◆ **Work instruction**: Write out every record below exactly as it stands, leaving the pictures out.

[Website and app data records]
- Opening Delimiter -
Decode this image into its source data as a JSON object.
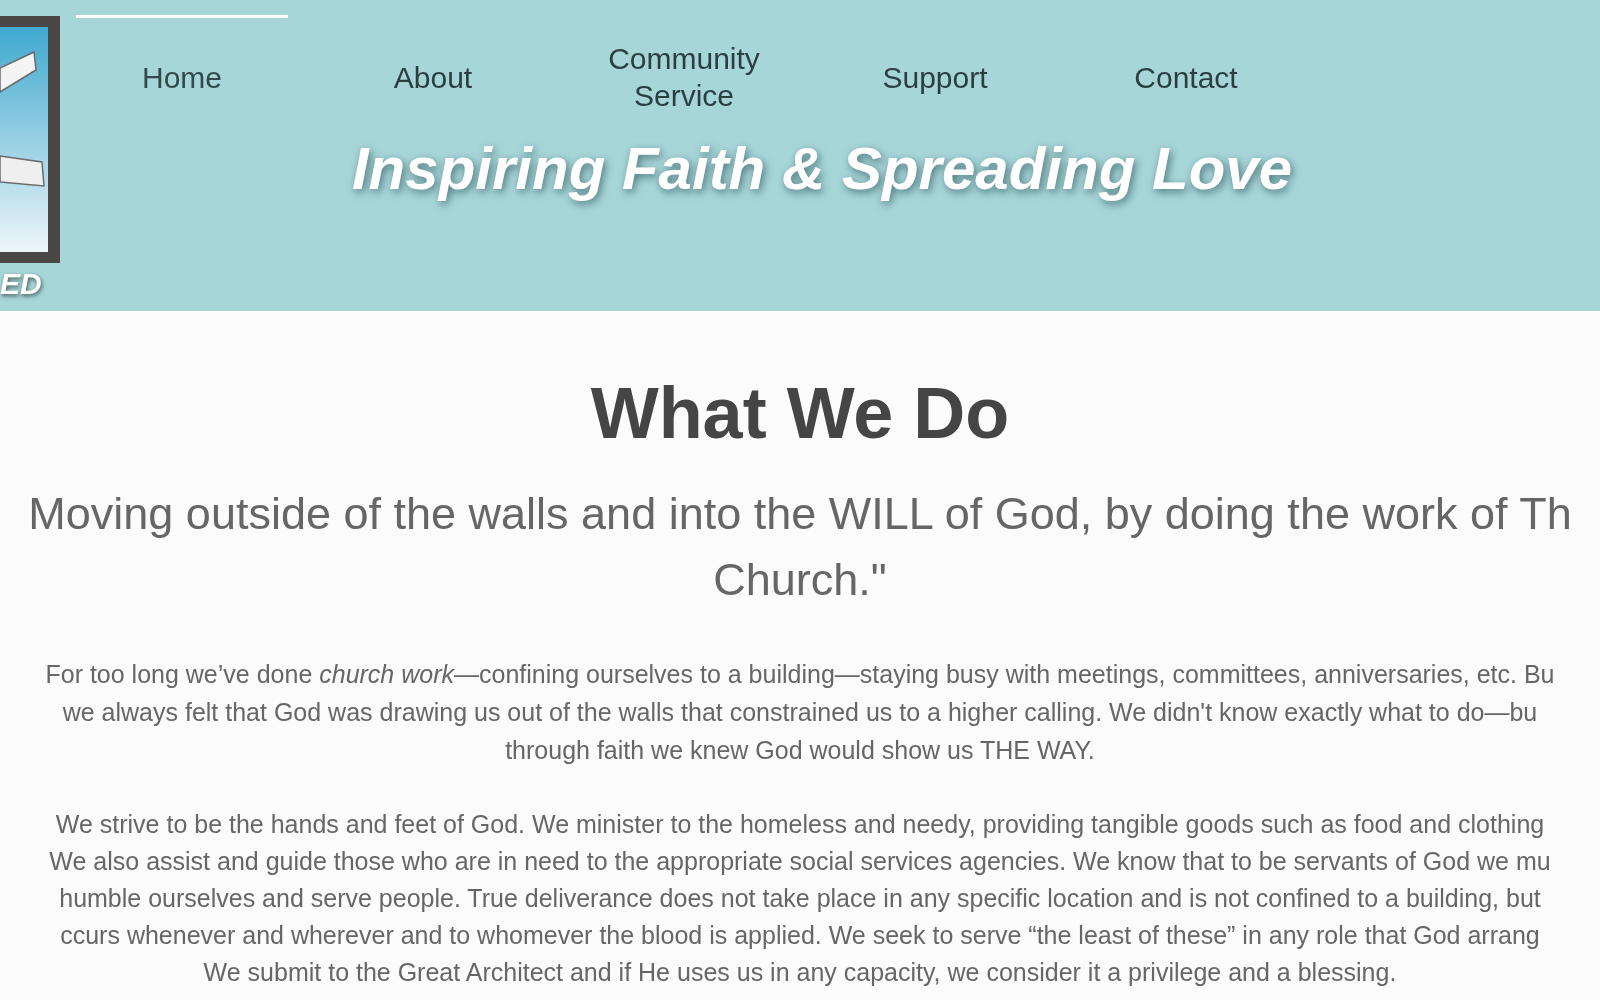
{
  "logo": {
    "caption": "ED"
  },
  "nav": [
    {
      "label": "Home",
      "selected": true
    },
    {
      "label": "About",
      "selected": false
    },
    {
      "label": "Community Service",
      "selected": false
    },
    {
      "label": "Support",
      "selected": false
    },
    {
      "label": "Contact",
      "selected": false
    }
  ],
  "tagline": "Inspiring Faith & Spreading Love",
  "section": {
    "heading": "What We Do",
    "quote": [
      "Moving outside of the walls and into the WILL of God, by doing the work of Th",
      "Church.\""
    ],
    "paragraphs": [
      [
        "For too long we’ve done *church work*—confining ourselves to a building—staying busy with meetings, committees, anniversaries, etc. Bu",
        "we always felt that God was drawing us out of the walls that constrained us to a higher calling. We didn't know exactly what to do—bu",
        "through faith we knew God would show us THE WAY."
      ],
      [
        "We strive to be the hands and feet of God. We minister to the homeless and needy, providing tangible goods such as food and clothing",
        "We also assist and guide those who are in need to the appropriate social services agencies.  We know that to be servants of God we mu",
        "humble ourselves and serve people. True deliverance does not take place in any specific location and is not confined to a building, but",
        "ccurs whenever and wherever and to whomever the blood is applied. We seek to serve “the least of these” in any role that God arrang",
        "We submit to the Great Architect and if He uses us in any capacity, we consider it a privilege and a blessing."
      ]
    ]
  }
}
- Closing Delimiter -
◆ **Exercise solution**:
Decode this image into its source data as a JSON object.
{
  "logo": {
    "caption": "ED"
  },
  "nav": [
    {
      "label": "Home",
      "selected": true
    },
    {
      "label": "About",
      "selected": false
    },
    {
      "label": "Community Service",
      "selected": false
    },
    {
      "label": "Support",
      "selected": false
    },
    {
      "label": "Contact",
      "selected": false
    }
  ],
  "tagline": "Inspiring Faith & Spreading Love",
  "section": {
    "heading": "What We Do",
    "quote": [
      "Moving outside of the walls and into the WILL of God, by doing the work of Th",
      "Church.\""
    ],
    "paragraphs": [
      [
        "For too long we’ve done *church work*—confining ourselves to a building—staying busy with meetings, committees, anniversaries, etc. Bu",
        "we always felt that God was drawing us out of the walls that constrained us to a higher calling. We didn't know exactly what to do—bu",
        "through faith we knew God would show us THE WAY."
      ],
      [
        "We strive to be the hands and feet of God. We minister to the homeless and needy, providing tangible goods such as food and clothing",
        "We also assist and guide those who are in need to the appropriate social services agencies.  We know that to be servants of God we mu",
        "humble ourselves and serve people. True deliverance does not take place in any specific location and is not confined to a building, but",
        "ccurs whenever and wherever and to whomever the blood is applied. We seek to serve “the least of these” in any role that God arrang",
        "We submit to the Great Architect and if He uses us in any capacity, we consider it a privilege and a blessing."
      ]
    ]
  }
}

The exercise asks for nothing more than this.